|South Carolina||1778||McCrady’s Tavern and Long Room||Charleston||Restaurant/Bar||McCrady's has been a fixture of the Charleston social scene for centuries. It's rumored that George Washington once enjoyed a 30-course meal at the establishment.|
|South Dakota||1883||Look's Market||Sioux Falls||Restaurant/Bar||The market was originally a meat counter but now also sells baked goods, cheese, and beer. It also has a restaurant.|
|Tennessee||1842||Austin and Bell Funeral Home||Turnersville||Funeral Home||Originally a cabinet shop that also made caskets, it now has multiple locations across the state.|
|Texas||1843||Imperial Sugar||Sugar Land||Sugar Producer||The city of Sugar Land, the company's headquarters, takes its name from the oldest business in Texas, which has been producing sugar for more than a century.|
|Utah||1850||The Deseret News||Salt Lake City||Newspaper||This newspaper takes the name "deseret" from the word for "honeybee" in the Book of Mormon.|
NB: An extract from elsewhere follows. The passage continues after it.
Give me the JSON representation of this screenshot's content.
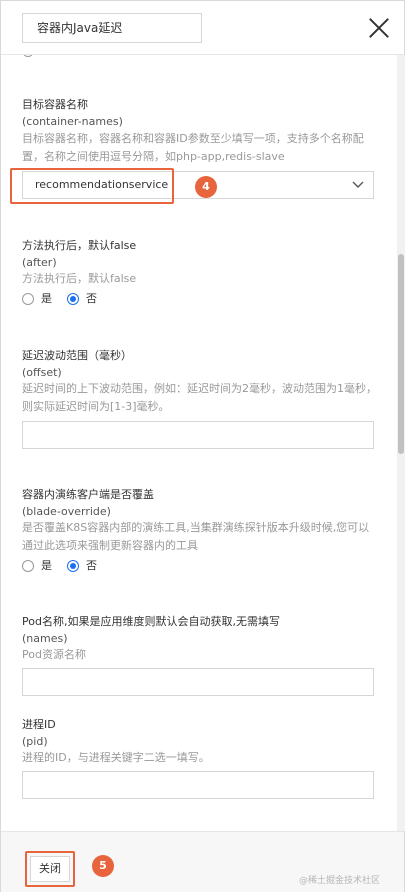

|Vermont||1799||Fort Ticonderoga Ferry||Shoreham||Ferry Boat||This is the oldest ferry operation in the U.S. and has been taking people from Shoreham, Vermont, to Ticonderoga, New York, for more than 200 years.|
|Virginia||1613||Shirley Plantation||Charles City||Farm||Shirley Plantation is considered to be the oldest business in the United States and was recognized as a National Historic Landmark in 1970.|
|Washington||1855||Laird Norton Co.||Seattle||Wealth Management||This company started as a frontier logging operation and has been a family-operated wealth management company for seven generations.|
|West Virginia||1778||The Greenbrier||White Sulphur Springs||Hotel||The Greenbrier is a luxury resort that has hosted 26 U.S. presidents over the years, including Dwight D. Eisenhower.|
|Wisconsin||1845||Minhas Craft Brewery||Monroe||Brewery||Minhas is the oldest brewery in the Midwest and the second-oldest in the U.S. The brewery survived the Great Depression, Prohibition, and a fire.|
|Wyoming||1862||Miners and Stockmen’s Steakhouse||Hartville||Restaurant/Bar||While Hartville now has fewer than 100 residents, in the 1800s, it was a booming mining town. People would secretly gather together in the building's basement to drink during Prohibition.|